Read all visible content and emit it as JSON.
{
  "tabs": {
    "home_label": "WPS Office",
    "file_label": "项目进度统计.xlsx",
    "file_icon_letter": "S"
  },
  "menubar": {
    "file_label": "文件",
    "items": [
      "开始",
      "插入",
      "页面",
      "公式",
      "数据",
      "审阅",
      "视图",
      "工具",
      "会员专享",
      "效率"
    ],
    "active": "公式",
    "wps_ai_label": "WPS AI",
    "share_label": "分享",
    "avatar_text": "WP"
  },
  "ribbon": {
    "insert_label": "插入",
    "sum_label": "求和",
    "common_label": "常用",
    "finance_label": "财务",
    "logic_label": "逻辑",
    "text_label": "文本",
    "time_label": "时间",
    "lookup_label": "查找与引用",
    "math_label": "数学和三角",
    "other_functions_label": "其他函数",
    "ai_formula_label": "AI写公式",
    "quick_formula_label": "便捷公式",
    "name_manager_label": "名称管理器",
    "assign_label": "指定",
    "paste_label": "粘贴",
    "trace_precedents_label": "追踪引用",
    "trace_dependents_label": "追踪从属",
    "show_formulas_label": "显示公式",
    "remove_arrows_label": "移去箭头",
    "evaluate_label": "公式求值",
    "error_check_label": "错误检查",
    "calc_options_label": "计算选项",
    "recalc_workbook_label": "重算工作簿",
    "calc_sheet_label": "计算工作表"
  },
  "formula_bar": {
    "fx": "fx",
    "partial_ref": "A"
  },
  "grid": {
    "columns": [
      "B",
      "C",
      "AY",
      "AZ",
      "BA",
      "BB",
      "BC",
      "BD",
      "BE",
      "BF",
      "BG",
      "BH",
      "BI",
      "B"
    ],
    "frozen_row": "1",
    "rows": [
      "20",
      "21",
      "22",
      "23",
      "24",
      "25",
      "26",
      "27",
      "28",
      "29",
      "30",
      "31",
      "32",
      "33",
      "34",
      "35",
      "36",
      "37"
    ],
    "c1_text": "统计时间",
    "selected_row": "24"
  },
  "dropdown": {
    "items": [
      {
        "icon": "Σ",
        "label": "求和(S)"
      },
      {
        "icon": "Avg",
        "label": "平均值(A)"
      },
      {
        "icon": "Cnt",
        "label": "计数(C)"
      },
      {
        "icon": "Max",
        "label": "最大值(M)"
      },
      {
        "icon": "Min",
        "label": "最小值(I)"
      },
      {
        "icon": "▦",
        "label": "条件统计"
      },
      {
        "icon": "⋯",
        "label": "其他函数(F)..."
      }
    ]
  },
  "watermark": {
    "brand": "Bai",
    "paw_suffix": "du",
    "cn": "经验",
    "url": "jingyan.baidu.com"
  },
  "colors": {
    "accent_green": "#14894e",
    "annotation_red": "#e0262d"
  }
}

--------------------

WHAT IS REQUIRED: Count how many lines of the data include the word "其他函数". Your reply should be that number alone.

EXPECTED OUTPUT: 2